The time of joy is still on the horizon.  We are in the midst of labor pains, sorrow, weeping, and lamenting.  But the risen Christ is our guarantee that we will have joy that will not come to an end, which no one will be able to take from us.
Today, the world celebrates Earth Day with many festivities that promote conservation and sustainability.  While this world is full of beauty and it is the only place we have to live, it’s also the place of our lament, the old, broken creation.  Christians have something greater to rejoice in.
Today (as every Sunday), we celebrate Resurrection Day, the hope of the new creation already begun when Jesus rose from the dead.  Even while we weep and lament in the old creation, we yet have a joy which no one is able to take from us—not the sadness of life, not the devil who lures us into despair and unbelief, not even the grave itself.
Really, it’s hard to imagine what that will be like now, yet we follow our Lord.  He was taken away from us for a little while as He lay dead and buried, but He arose on the Third Day (just as He said He would, and just as the Scriptures foretold).  All who belong to Him will likewise follow Him through the sorrow, the weeping, the dying…and the rising!  He gives us the strength to bear our labors until He gives us rest in death and ultimately resurrected life.
In that Day, the words of Psalm 66 which we prayed at the beginning of the service will be entirely fulfilled: “Shout for joy to God, all the earth.
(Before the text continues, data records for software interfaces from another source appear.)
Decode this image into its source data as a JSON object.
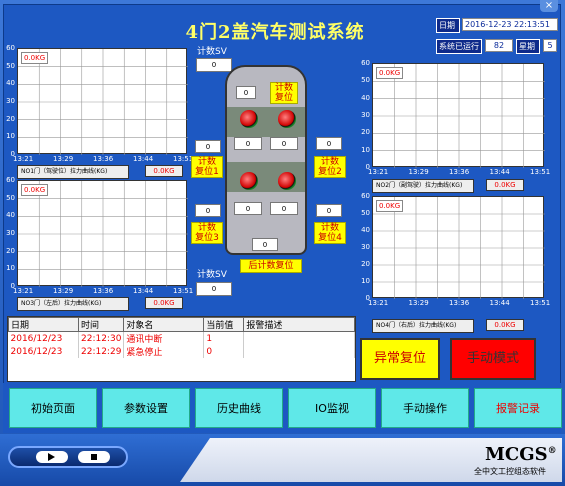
{
  "window": {
    "title": "4门2盖汽车测试系统",
    "close_glyph": "×"
  },
  "header": {
    "date_label": "日期",
    "datetime": "2016-12-23 22:13:51",
    "run_label": "系统已运行",
    "run_value": "82",
    "week_label": "星期",
    "week_value": "5"
  },
  "center": {
    "count_sv_label": "计数SV",
    "count_sv_value": "0",
    "count_sv2_label": "计数SV",
    "count_sv2_value": "0",
    "top_value": "0",
    "top_reset": "计数\n复位",
    "reset1": "计数\n复位1",
    "reset2": "计数\n复位2",
    "reset3": "计数\n复位3",
    "reset4": "计数\n复位4",
    "back_reset": "后计数复位",
    "box_values": [
      "0",
      "0",
      "0",
      "0",
      "0",
      "0",
      "0",
      "0",
      "0",
      "0",
      "0"
    ]
  },
  "charts": [
    {
      "id": "no1",
      "caption": "NO1门（驾驶位）拉力曲线(KG)",
      "badge": "0.0KG",
      "value": "0.0KG",
      "yticks": [
        "60",
        "50",
        "40",
        "30",
        "20",
        "10",
        "0"
      ],
      "xticks": [
        "13:21",
        "13:29",
        "13:36",
        "13:44",
        "13:51"
      ]
    },
    {
      "id": "no2",
      "caption": "NO2门（副驾驶）拉力曲线(KG)",
      "badge": "0.0KG",
      "value": "0.0KG",
      "yticks": [
        "60",
        "50",
        "40",
        "30",
        "20",
        "10",
        "0"
      ],
      "xticks": [
        "13:21",
        "13:29",
        "13:36",
        "13:44",
        "13:51"
      ]
    },
    {
      "id": "no3",
      "caption": "NO3门（左后）拉力曲线(KG)",
      "badge": "0.0KG",
      "value": "0.0KG",
      "yticks": [
        "60",
        "50",
        "40",
        "30",
        "20",
        "10",
        "0"
      ],
      "xticks": [
        "13:21",
        "13:29",
        "13:36",
        "13:44",
        "13:51"
      ]
    },
    {
      "id": "no4",
      "caption": "NO4门（右后）拉力曲线(KG)",
      "badge": "0.0KG",
      "value": "0.0KG",
      "yticks": [
        "60",
        "50",
        "40",
        "30",
        "20",
        "10",
        "0"
      ],
      "xticks": [
        "13:21",
        "13:29",
        "13:36",
        "13:44",
        "13:51"
      ]
    }
  ],
  "alarm": {
    "headers": [
      "日期",
      "时间",
      "对象名",
      "当前值",
      "报警描述"
    ],
    "rows": [
      [
        "2016/12/23",
        "22:12:30",
        "通讯中断",
        "1",
        ""
      ],
      [
        "2016/12/23",
        "22:12:29",
        "紧急停止",
        "0",
        ""
      ]
    ]
  },
  "buttons": {
    "abnormal_reset": "异常复位",
    "manual_mode": "手动模式"
  },
  "nav": [
    "初始页面",
    "参数设置",
    "历史曲线",
    "IO监视",
    "手动操作",
    "报警记录"
  ],
  "brand": {
    "name": "MCGS",
    "reg": "®",
    "subtitle": "全中文工控组态软件"
  },
  "colors": {
    "frame": "#1d58c2",
    "title": "#ffff66",
    "alarm_text": "#ee0000",
    "nav": "#5fe8e8",
    "manual_mode": "#ff0000"
  }
}
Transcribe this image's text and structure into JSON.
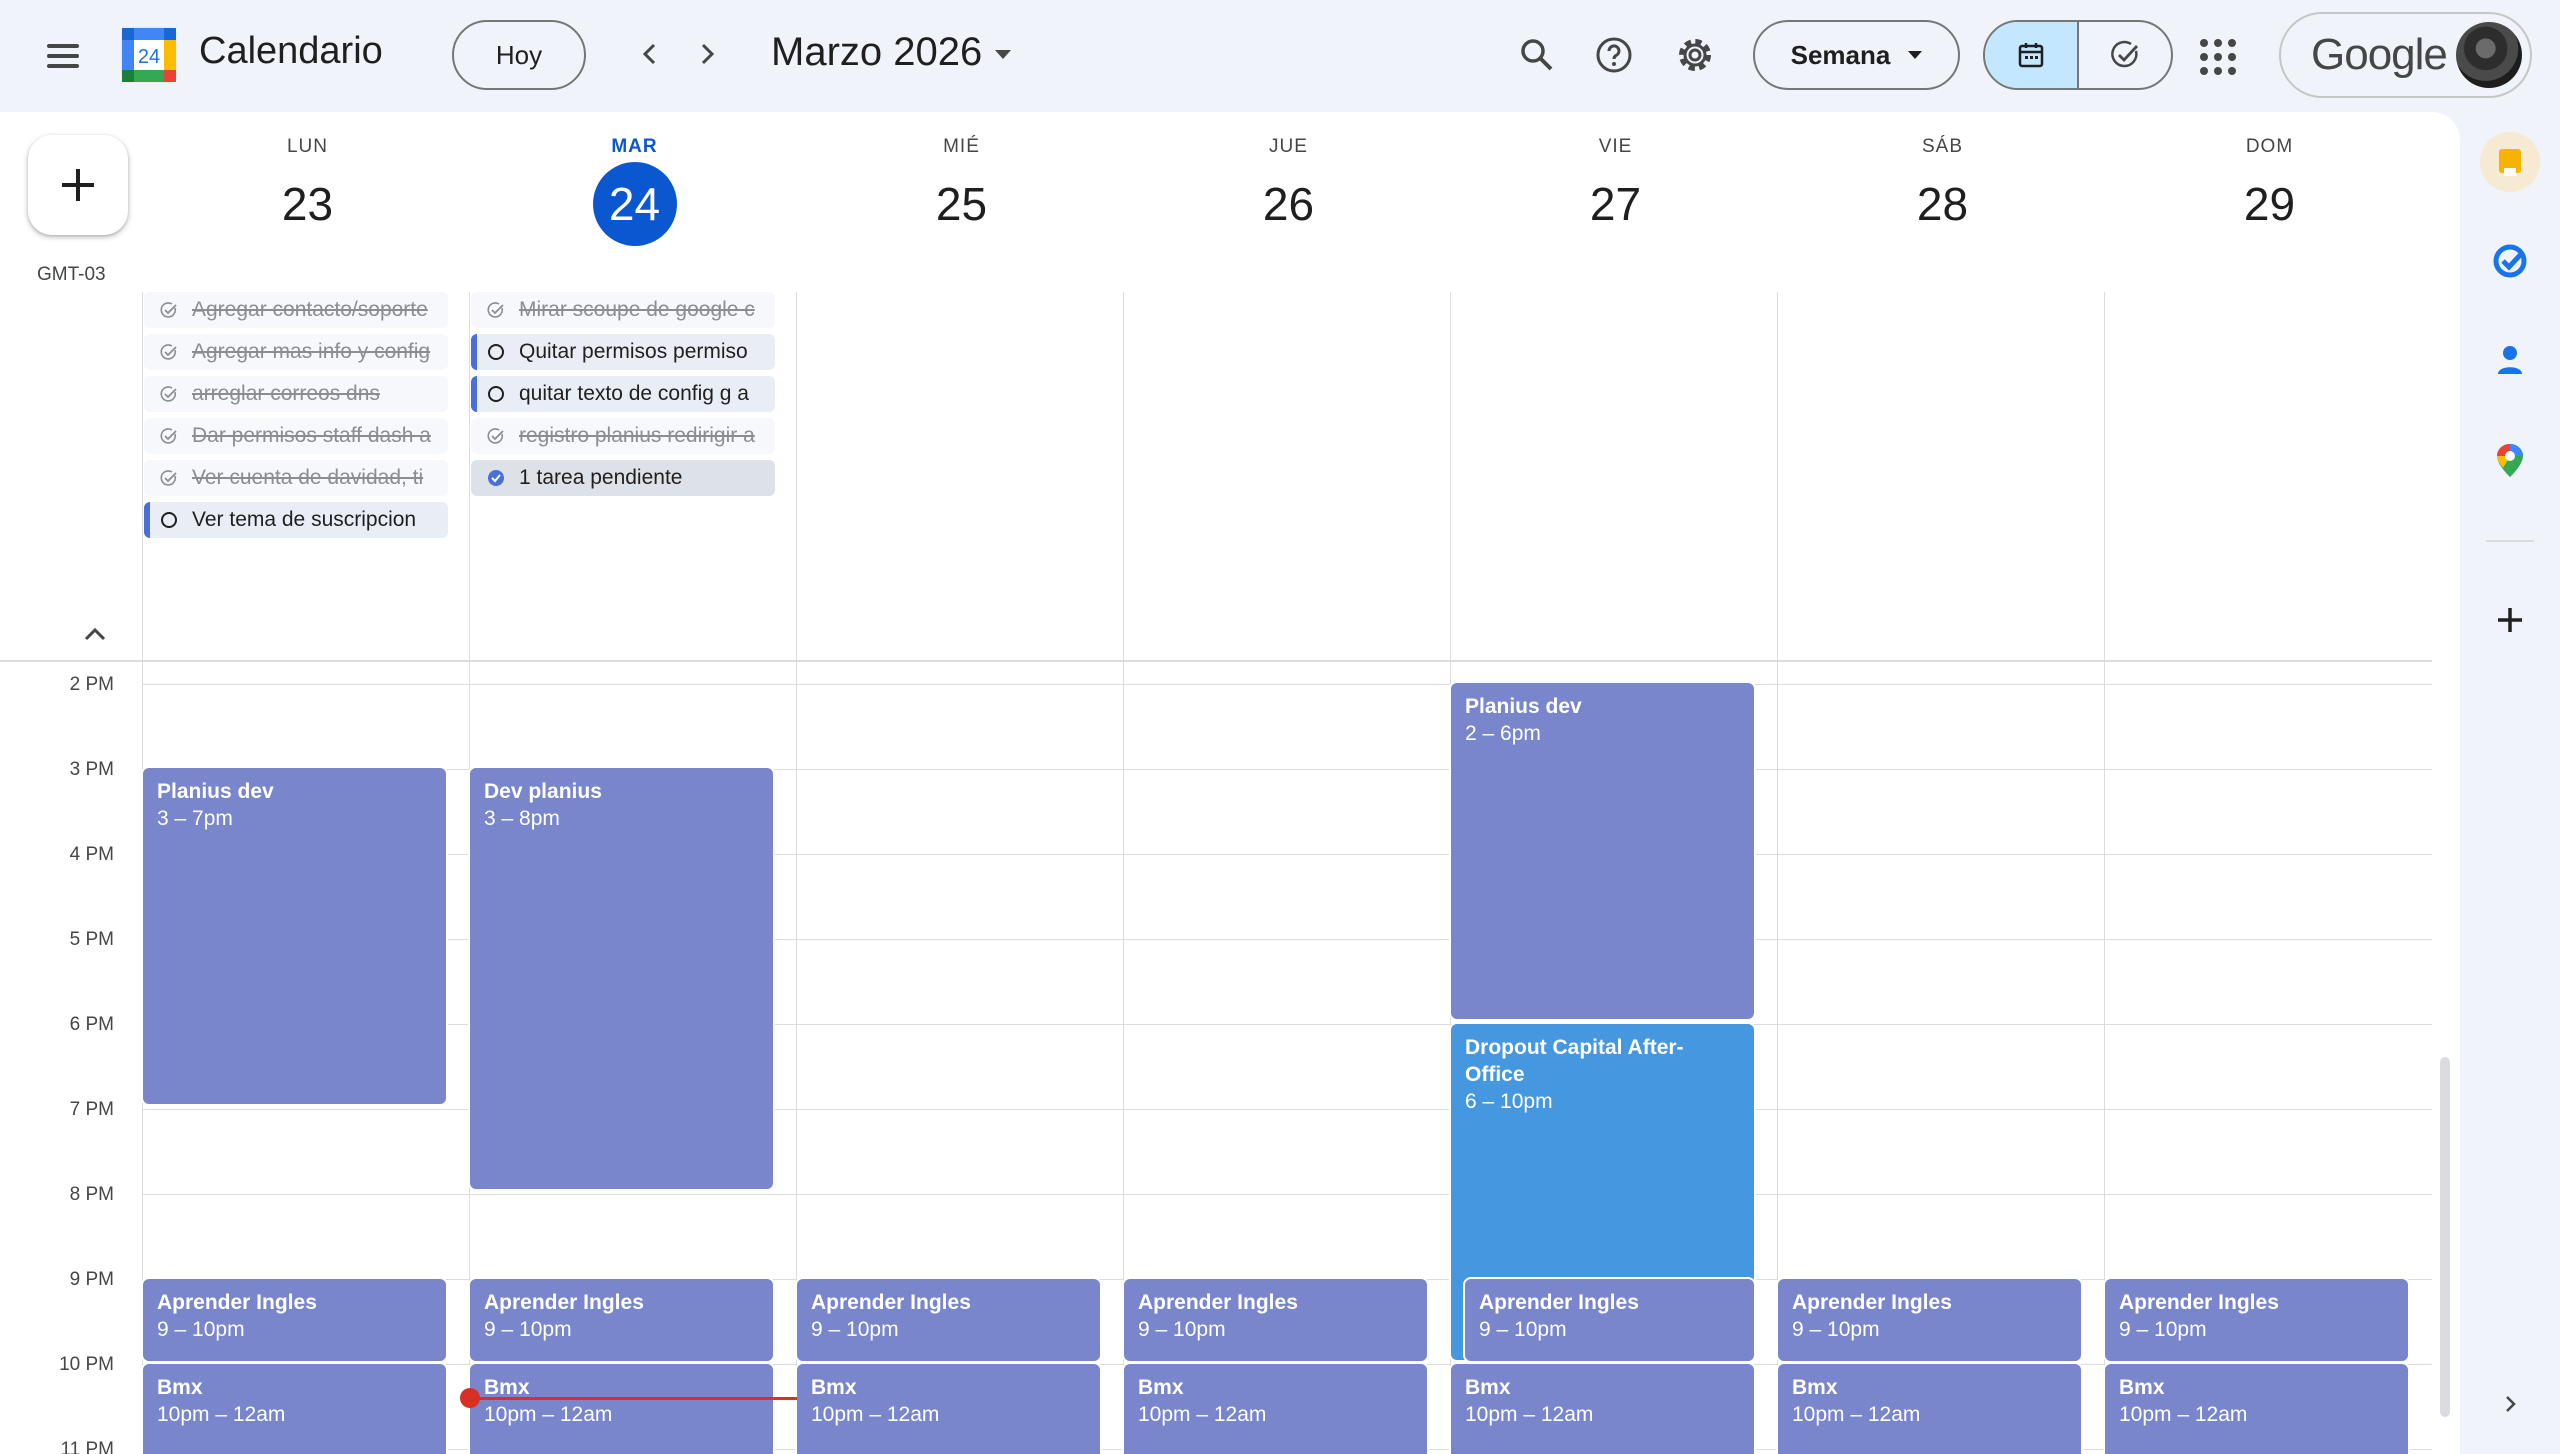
{
  "header": {
    "app_title": "Calendario",
    "logo_day": "24",
    "today_label": "Hoy",
    "month_title": "Marzo 2026",
    "view_label": "Semana",
    "account_brand": "Google",
    "icons": [
      "menu-icon",
      "chevron-left-icon",
      "chevron-right-icon",
      "search-icon",
      "help-icon",
      "settings-icon",
      "calendar-icon",
      "tasks-check-icon",
      "apps-grid-icon"
    ]
  },
  "timezone": "GMT-03",
  "days": [
    {
      "name": "LUN",
      "num": "23",
      "today": false
    },
    {
      "name": "MAR",
      "num": "24",
      "today": true
    },
    {
      "name": "MIÉ",
      "num": "25",
      "today": false
    },
    {
      "name": "JUE",
      "num": "26",
      "today": false
    },
    {
      "name": "VIE",
      "num": "27",
      "today": false
    },
    {
      "name": "SÁB",
      "num": "28",
      "today": false
    },
    {
      "name": "DOM",
      "num": "29",
      "today": false
    }
  ],
  "tasks": {
    "mon": [
      {
        "text": "Agregar contacto/soporte",
        "state": "done"
      },
      {
        "text": "Agregar mas info y config",
        "state": "done"
      },
      {
        "text": "arreglar correos dns",
        "state": "done"
      },
      {
        "text": "Dar permisos staff dash a",
        "state": "done"
      },
      {
        "text": "Ver cuenta de davidad, ti",
        "state": "done"
      },
      {
        "text": "Ver tema de suscripcion",
        "state": "open"
      }
    ],
    "tue": [
      {
        "text": "Mirar scoupe de google c",
        "state": "done"
      },
      {
        "text": "Quitar permisos permiso",
        "state": "open"
      },
      {
        "text": "quitar texto de config g a",
        "state": "open"
      },
      {
        "text": "registro planius redirigir a",
        "state": "done"
      },
      {
        "text": "1 tarea pendiente",
        "state": "pending"
      }
    ]
  },
  "hours": [
    "2 PM",
    "3 PM",
    "4 PM",
    "5 PM",
    "6 PM",
    "7 PM",
    "8 PM",
    "9 PM",
    "10 PM",
    "11 PM"
  ],
  "events": {
    "planius_dev_mon": {
      "title": "Planius dev",
      "time": "3 – 7pm"
    },
    "dev_planius_tue": {
      "title": "Dev planius",
      "time": "3 – 8pm"
    },
    "planius_dev_fri": {
      "title": "Planius dev",
      "time": "2 – 6pm"
    },
    "dropout_fri": {
      "title": "Dropout Capital After-Office",
      "time": "6 – 10pm"
    },
    "ingles": {
      "title": "Aprender Ingles",
      "time": "9 – 10pm"
    },
    "bmx": {
      "title": "Bmx",
      "time": "10pm – 12am"
    }
  },
  "colors": {
    "event_lavender": "#7986cb",
    "event_blue": "#4598e0",
    "today_accent": "#0b57d0",
    "now_indicator": "#d93025"
  }
}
Sing the glory of his name; give to him glorious praise!” (Ps. 66:1-2)  Alleluia! Praise the Lord.  Amen.
[1] Christ is Arisen! Alleluia! (LSB 466, st. 2)